╔══

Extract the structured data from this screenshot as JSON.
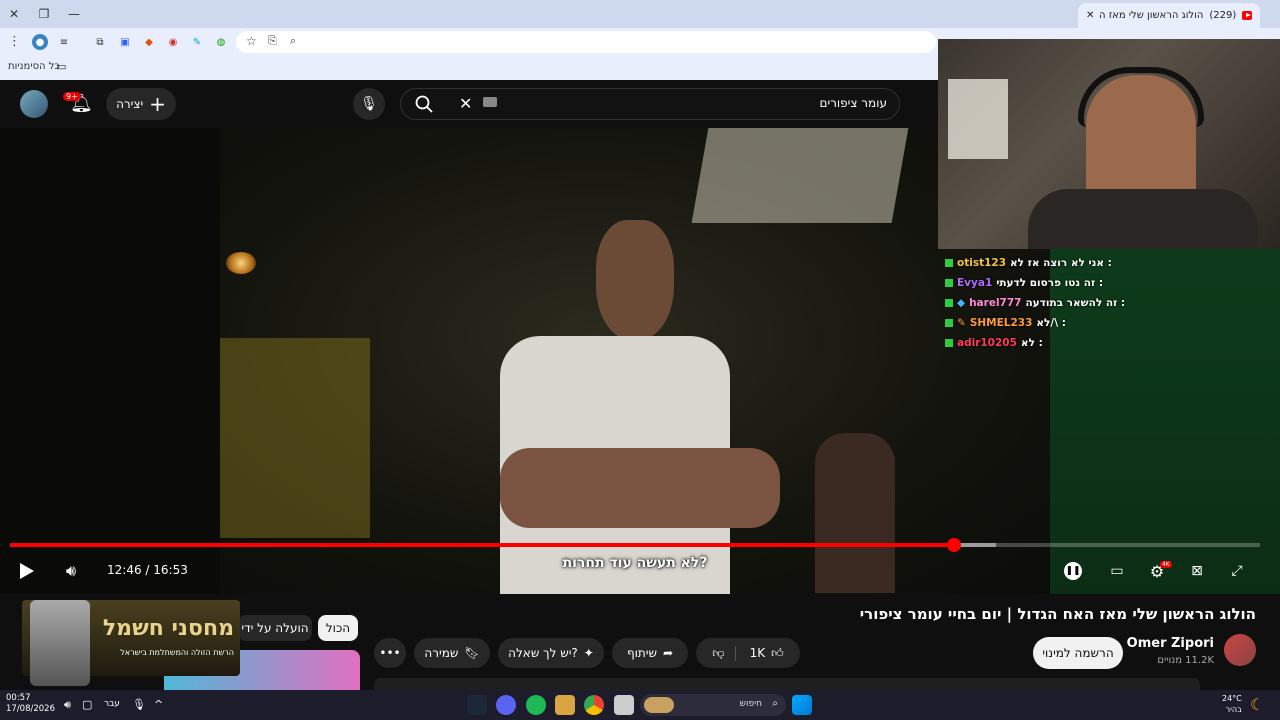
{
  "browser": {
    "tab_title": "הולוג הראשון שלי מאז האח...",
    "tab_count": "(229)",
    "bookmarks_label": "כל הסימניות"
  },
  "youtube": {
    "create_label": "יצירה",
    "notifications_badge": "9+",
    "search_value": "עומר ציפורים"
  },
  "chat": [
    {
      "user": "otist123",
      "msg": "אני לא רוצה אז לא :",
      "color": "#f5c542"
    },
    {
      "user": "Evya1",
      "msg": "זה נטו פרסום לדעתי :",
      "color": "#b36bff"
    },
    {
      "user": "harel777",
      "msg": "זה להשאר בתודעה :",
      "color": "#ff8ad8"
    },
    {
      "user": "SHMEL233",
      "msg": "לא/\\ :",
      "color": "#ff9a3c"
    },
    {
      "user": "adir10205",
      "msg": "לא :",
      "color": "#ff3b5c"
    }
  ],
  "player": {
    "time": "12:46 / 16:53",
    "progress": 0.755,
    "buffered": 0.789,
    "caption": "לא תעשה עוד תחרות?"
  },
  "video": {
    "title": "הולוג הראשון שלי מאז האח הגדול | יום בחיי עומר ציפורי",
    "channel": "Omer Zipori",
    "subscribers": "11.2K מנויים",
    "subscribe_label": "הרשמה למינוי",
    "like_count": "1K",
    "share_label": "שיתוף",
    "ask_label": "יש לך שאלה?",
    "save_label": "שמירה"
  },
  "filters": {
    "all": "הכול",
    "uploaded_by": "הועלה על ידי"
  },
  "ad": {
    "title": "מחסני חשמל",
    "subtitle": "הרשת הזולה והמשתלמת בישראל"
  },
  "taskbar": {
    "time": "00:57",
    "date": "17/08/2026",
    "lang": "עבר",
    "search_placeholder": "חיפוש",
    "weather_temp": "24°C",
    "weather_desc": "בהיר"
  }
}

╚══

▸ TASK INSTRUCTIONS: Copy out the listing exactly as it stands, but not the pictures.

▸ WRITTEN RESPONSE:
Extract the structured data from this screenshot as JSON.
{
  "browser": {
    "tab_title": "הולוג הראשון שלי מאז האח...",
    "tab_count": "(229)",
    "bookmarks_label": "כל הסימניות"
  },
  "youtube": {
    "create_label": "יצירה",
    "notifications_badge": "9+",
    "search_value": "עומר ציפורים"
  },
  "chat": [
    {
      "user": "otist123",
      "msg": "אני לא רוצה אז לא :",
      "color": "#f5c542"
    },
    {
      "user": "Evya1",
      "msg": "זה נטו פרסום לדעתי :",
      "color": "#b36bff"
    },
    {
      "user": "harel777",
      "msg": "זה להשאר בתודעה :",
      "color": "#ff8ad8"
    },
    {
      "user": "SHMEL233",
      "msg": "לא/\\ :",
      "color": "#ff9a3c"
    },
    {
      "user": "adir10205",
      "msg": "לא :",
      "color": "#ff3b5c"
    }
  ],
  "player": {
    "time": "12:46 / 16:53",
    "progress": 0.755,
    "buffered": 0.789,
    "caption": "לא תעשה עוד תחרות?"
  },
  "video": {
    "title": "הולוג הראשון שלי מאז האח הגדול | יום בחיי עומר ציפורי",
    "channel": "Omer Zipori",
    "subscribers": "11.2K מנויים",
    "subscribe_label": "הרשמה למינוי",
    "like_count": "1K",
    "share_label": "שיתוף",
    "ask_label": "יש לך שאלה?",
    "save_label": "שמירה"
  },
  "filters": {
    "all": "הכול",
    "uploaded_by": "הועלה על ידי"
  },
  "ad": {
    "title": "מחסני חשמל",
    "subtitle": "הרשת הזולה והמשתלמת בישראל"
  },
  "taskbar": {
    "time": "00:57",
    "date": "17/08/2026",
    "lang": "עבר",
    "search_placeholder": "חיפוש",
    "weather_temp": "24°C",
    "weather_desc": "בהיר"
  }
}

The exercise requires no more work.